Data shown Block Start

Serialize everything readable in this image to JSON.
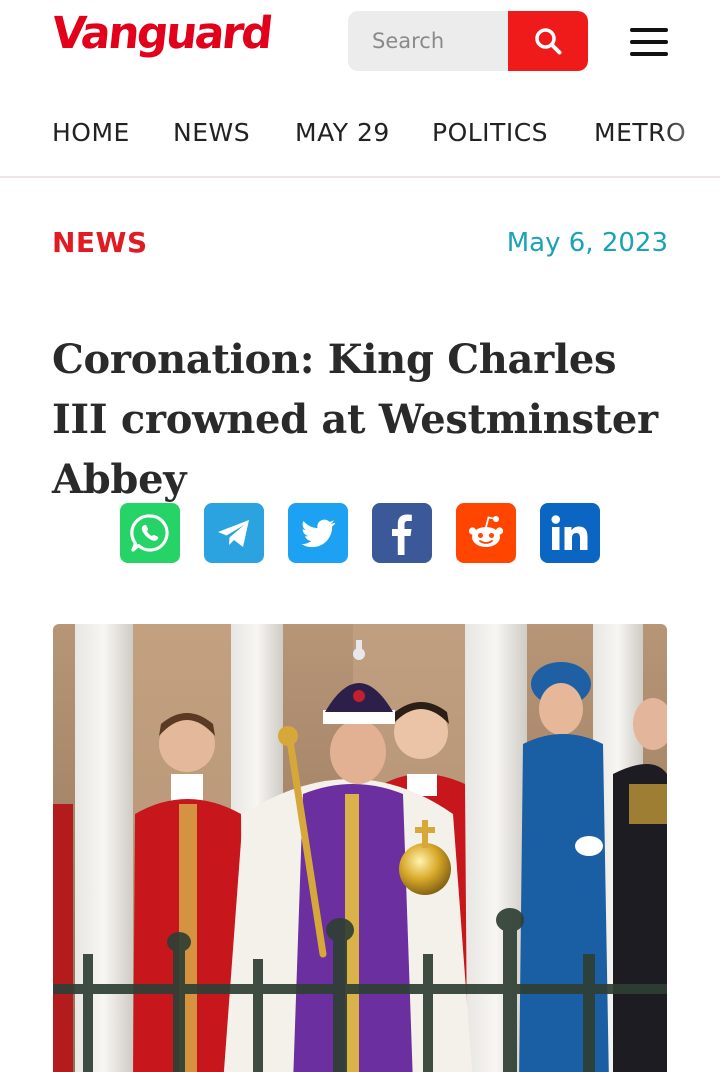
{
  "header": {
    "logo_text": "Vanguard",
    "search_placeholder": "Search",
    "search_icon": "search-icon",
    "menu_icon": "hamburger-menu-icon"
  },
  "nav": {
    "items": [
      {
        "label": "HOME"
      },
      {
        "label": "NEWS"
      },
      {
        "label": "MAY 29"
      },
      {
        "label": "POLITICS"
      },
      {
        "label": "METRO"
      }
    ]
  },
  "article": {
    "category": "NEWS",
    "date": "May 6, 2023",
    "title": "Coronation: King Charles III crowned at Westminster Abbey"
  },
  "share": {
    "buttons": [
      {
        "icon": "whatsapp-icon",
        "color": "#25d366"
      },
      {
        "icon": "telegram-icon",
        "color": "#2aa3e0"
      },
      {
        "icon": "twitter-icon",
        "color": "#1da1f2"
      },
      {
        "icon": "facebook-icon",
        "color": "#3b5998"
      },
      {
        "icon": "reddit-icon",
        "color": "#ff4500"
      },
      {
        "icon": "linkedin-icon",
        "color": "#0a66c2"
      }
    ]
  },
  "colors": {
    "brand": "#e2001a",
    "search_button": "#ef1b1b",
    "category": "#e01b22",
    "date": "#1aa3b5"
  }
}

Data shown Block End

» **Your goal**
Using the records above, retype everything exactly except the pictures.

» **Output of the exercise**
Serialize everything readable in this image to JSON.
{
  "header": {
    "logo_text": "Vanguard",
    "search_placeholder": "Search",
    "search_icon": "search-icon",
    "menu_icon": "hamburger-menu-icon"
  },
  "nav": {
    "items": [
      {
        "label": "HOME"
      },
      {
        "label": "NEWS"
      },
      {
        "label": "MAY 29"
      },
      {
        "label": "POLITICS"
      },
      {
        "label": "METRO"
      }
    ]
  },
  "article": {
    "category": "NEWS",
    "date": "May 6, 2023",
    "title": "Coronation: King Charles III crowned at Westminster Abbey"
  },
  "share": {
    "buttons": [
      {
        "icon": "whatsapp-icon",
        "color": "#25d366"
      },
      {
        "icon": "telegram-icon",
        "color": "#2aa3e0"
      },
      {
        "icon": "twitter-icon",
        "color": "#1da1f2"
      },
      {
        "icon": "facebook-icon",
        "color": "#3b5998"
      },
      {
        "icon": "reddit-icon",
        "color": "#ff4500"
      },
      {
        "icon": "linkedin-icon",
        "color": "#0a66c2"
      }
    ]
  },
  "colors": {
    "brand": "#e2001a",
    "search_button": "#ef1b1b",
    "category": "#e01b22",
    "date": "#1aa3b5"
  }
}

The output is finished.